▸ Task description
Repeat every line of the material, character for character.

↓

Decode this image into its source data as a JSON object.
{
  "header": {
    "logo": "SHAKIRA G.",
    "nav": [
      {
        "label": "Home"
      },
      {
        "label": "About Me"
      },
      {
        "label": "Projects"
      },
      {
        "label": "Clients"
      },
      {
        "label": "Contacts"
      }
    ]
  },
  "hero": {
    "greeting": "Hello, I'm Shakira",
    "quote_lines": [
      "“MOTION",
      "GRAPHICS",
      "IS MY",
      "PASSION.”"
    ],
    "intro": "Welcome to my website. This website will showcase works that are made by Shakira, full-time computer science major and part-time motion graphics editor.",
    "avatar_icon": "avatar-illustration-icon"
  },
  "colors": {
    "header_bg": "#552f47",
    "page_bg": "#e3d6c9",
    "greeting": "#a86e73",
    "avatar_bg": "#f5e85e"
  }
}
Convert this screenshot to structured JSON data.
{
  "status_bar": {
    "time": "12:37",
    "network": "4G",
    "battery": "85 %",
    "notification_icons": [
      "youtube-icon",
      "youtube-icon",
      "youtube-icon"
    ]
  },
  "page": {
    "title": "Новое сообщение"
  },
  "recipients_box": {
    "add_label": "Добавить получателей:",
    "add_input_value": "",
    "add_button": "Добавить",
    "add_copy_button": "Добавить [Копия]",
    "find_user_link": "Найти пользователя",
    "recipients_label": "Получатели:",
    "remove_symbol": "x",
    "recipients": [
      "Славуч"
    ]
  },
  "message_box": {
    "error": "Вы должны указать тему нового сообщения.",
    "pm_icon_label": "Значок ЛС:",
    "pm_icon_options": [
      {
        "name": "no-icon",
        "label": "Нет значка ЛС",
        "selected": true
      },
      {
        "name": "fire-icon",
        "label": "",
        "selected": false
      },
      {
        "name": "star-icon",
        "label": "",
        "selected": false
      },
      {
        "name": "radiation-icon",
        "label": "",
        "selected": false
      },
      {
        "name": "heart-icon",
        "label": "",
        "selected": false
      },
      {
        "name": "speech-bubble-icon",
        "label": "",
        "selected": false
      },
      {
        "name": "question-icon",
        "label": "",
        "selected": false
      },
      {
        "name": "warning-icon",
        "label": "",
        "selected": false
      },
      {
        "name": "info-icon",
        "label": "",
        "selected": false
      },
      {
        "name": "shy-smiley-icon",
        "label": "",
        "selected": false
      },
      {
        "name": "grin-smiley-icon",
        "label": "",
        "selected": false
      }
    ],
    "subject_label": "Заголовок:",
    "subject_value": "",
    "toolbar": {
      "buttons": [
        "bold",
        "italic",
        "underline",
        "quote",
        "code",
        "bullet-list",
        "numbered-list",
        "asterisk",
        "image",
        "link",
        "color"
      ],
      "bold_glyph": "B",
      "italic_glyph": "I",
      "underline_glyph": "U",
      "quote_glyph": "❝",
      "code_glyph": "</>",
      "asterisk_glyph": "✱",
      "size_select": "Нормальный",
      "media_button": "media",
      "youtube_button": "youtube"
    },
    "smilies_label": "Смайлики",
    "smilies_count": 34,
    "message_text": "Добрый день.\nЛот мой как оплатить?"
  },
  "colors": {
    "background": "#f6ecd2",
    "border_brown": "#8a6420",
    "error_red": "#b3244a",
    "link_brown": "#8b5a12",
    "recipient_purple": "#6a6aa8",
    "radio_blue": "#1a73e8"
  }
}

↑

▸ Answer box
Decode this image into its source data as a JSON object.
{
  "header": {
    "logo": "SHAKIRA G.",
    "nav": [
      {
        "label": "Home"
      },
      {
        "label": "About Me"
      },
      {
        "label": "Projects"
      },
      {
        "label": "Clients"
      },
      {
        "label": "Contacts"
      }
    ]
  },
  "hero": {
    "greeting": "Hello, I'm Shakira",
    "quote_lines": [
      "“MOTION",
      "GRAPHICS",
      "IS MY",
      "PASSION.”"
    ],
    "intro": "Welcome to my website. This website will showcase works that are made by Shakira, full-time computer science major and part-time motion graphics editor.",
    "avatar_icon": "avatar-illustration-icon"
  },
  "colors": {
    "header_bg": "#552f47",
    "page_bg": "#e3d6c9",
    "greeting": "#a86e73",
    "avatar_bg": "#f5e85e"
  }
}
Convert this screenshot to structured JSON data.
{
  "status_bar": {
    "time": "12:37",
    "network": "4G",
    "battery": "85 %",
    "notification_icons": [
      "youtube-icon",
      "youtube-icon",
      "youtube-icon"
    ]
  },
  "page": {
    "title": "Новое сообщение"
  },
  "recipients_box": {
    "add_label": "Добавить получателей:",
    "add_input_value": "",
    "add_button": "Добавить",
    "add_copy_button": "Добавить [Копия]",
    "find_user_link": "Найти пользователя",
    "recipients_label": "Получатели:",
    "remove_symbol": "x",
    "recipients": [
      "Славуч"
    ]
  },
  "message_box": {
    "error": "Вы должны указать тему нового сообщения.",
    "pm_icon_label": "Значок ЛС:",
    "pm_icon_options": [
      {
        "name": "no-icon",
        "label": "Нет значка ЛС",
        "selected": true
      },
      {
        "name": "fire-icon",
        "label": "",
        "selected": false
      },
      {
        "name": "star-icon",
        "label": "",
        "selected": false
      },
      {
        "name": "radiation-icon",
        "label": "",
        "selected": false
      },
      {
        "name": "heart-icon",
        "label": "",
        "selected": false
      },
      {
        "name": "speech-bubble-icon",
        "label": "",
        "selected": false
      },
      {
        "name": "question-icon",
        "label": "",
        "selected": false
      },
      {
        "name": "warning-icon",
        "label": "",
        "selected": false
      },
      {
        "name": "info-icon",
        "label": "",
        "selected": false
      },
      {
        "name": "shy-smiley-icon",
        "label": "",
        "selected": false
      },
      {
        "name": "grin-smiley-icon",
        "label": "",
        "selected": false
      }
    ],
    "subject_label": "Заголовок:",
    "subject_value": "",
    "toolbar": {
      "buttons": [
        "bold",
        "italic",
        "underline",
        "quote",
        "code",
        "bullet-list",
        "numbered-list",
        "asterisk",
        "image",
        "link",
        "color"
      ],
      "bold_glyph": "B",
      "italic_glyph": "I",
      "underline_glyph": "U",
      "quote_glyph": "❝",
      "code_glyph": "</>",
      "asterisk_glyph": "✱",
      "size_select": "Нормальный",
      "media_button": "media",
      "youtube_button": "youtube"
    },
    "smilies_label": "Смайлики",
    "smilies_count": 34,
    "message_text": "Добрый день.\nЛот мой как оплатить?"
  },
  "colors": {
    "background": "#f6ecd2",
    "border_brown": "#8a6420",
    "error_red": "#b3244a",
    "link_brown": "#8b5a12",
    "recipient_purple": "#6a6aa8",
    "radio_blue": "#1a73e8"
  }
}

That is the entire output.